▶ The task: Pictures are to be omitted, and every entry below is to be restated exactly.

▶ Exercise data:
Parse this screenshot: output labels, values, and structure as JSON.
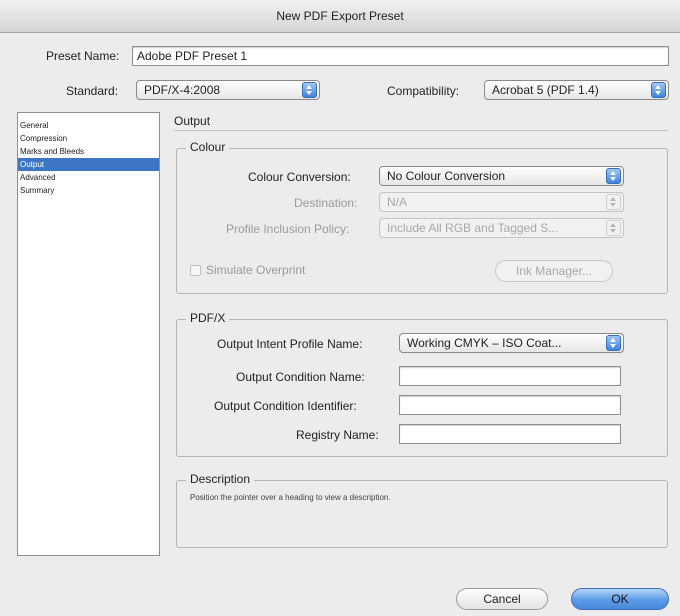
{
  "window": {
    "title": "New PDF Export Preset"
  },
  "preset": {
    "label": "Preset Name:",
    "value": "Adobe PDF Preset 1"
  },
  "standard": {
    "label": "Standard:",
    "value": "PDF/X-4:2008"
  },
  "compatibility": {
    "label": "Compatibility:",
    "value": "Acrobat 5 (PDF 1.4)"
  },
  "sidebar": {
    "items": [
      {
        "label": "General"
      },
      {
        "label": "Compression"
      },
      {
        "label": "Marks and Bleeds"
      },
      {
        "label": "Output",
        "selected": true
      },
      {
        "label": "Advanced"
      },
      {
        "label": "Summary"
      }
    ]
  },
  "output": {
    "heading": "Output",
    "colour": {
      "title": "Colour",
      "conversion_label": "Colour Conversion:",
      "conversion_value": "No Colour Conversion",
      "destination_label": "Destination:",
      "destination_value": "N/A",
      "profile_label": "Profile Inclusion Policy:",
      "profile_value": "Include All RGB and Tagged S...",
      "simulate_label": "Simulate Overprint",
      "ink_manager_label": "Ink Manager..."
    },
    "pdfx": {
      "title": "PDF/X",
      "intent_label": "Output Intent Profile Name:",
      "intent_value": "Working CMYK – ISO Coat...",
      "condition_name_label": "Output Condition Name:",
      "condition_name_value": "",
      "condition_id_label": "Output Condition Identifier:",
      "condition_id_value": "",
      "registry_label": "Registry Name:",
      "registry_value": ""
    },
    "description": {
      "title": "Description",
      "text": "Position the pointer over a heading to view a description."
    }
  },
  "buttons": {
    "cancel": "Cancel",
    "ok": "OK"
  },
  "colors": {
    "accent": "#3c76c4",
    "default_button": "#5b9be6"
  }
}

▶ Answer area:
Parse this screenshot: output labels, values, and structure as JSON.
{
  "window": {
    "title": "New PDF Export Preset"
  },
  "preset": {
    "label": "Preset Name:",
    "value": "Adobe PDF Preset 1"
  },
  "standard": {
    "label": "Standard:",
    "value": "PDF/X-4:2008"
  },
  "compatibility": {
    "label": "Compatibility:",
    "value": "Acrobat 5 (PDF 1.4)"
  },
  "sidebar": {
    "items": [
      {
        "label": "General"
      },
      {
        "label": "Compression"
      },
      {
        "label": "Marks and Bleeds"
      },
      {
        "label": "Output",
        "selected": true
      },
      {
        "label": "Advanced"
      },
      {
        "label": "Summary"
      }
    ]
  },
  "output": {
    "heading": "Output",
    "colour": {
      "title": "Colour",
      "conversion_label": "Colour Conversion:",
      "conversion_value": "No Colour Conversion",
      "destination_label": "Destination:",
      "destination_value": "N/A",
      "profile_label": "Profile Inclusion Policy:",
      "profile_value": "Include All RGB and Tagged S...",
      "simulate_label": "Simulate Overprint",
      "ink_manager_label": "Ink Manager..."
    },
    "pdfx": {
      "title": "PDF/X",
      "intent_label": "Output Intent Profile Name:",
      "intent_value": "Working CMYK – ISO Coat...",
      "condition_name_label": "Output Condition Name:",
      "condition_name_value": "",
      "condition_id_label": "Output Condition Identifier:",
      "condition_id_value": "",
      "registry_label": "Registry Name:",
      "registry_value": ""
    },
    "description": {
      "title": "Description",
      "text": "Position the pointer over a heading to view a description."
    }
  },
  "buttons": {
    "cancel": "Cancel",
    "ok": "OK"
  },
  "colors": {
    "accent": "#3c76c4",
    "default_button": "#5b9be6"
  }
}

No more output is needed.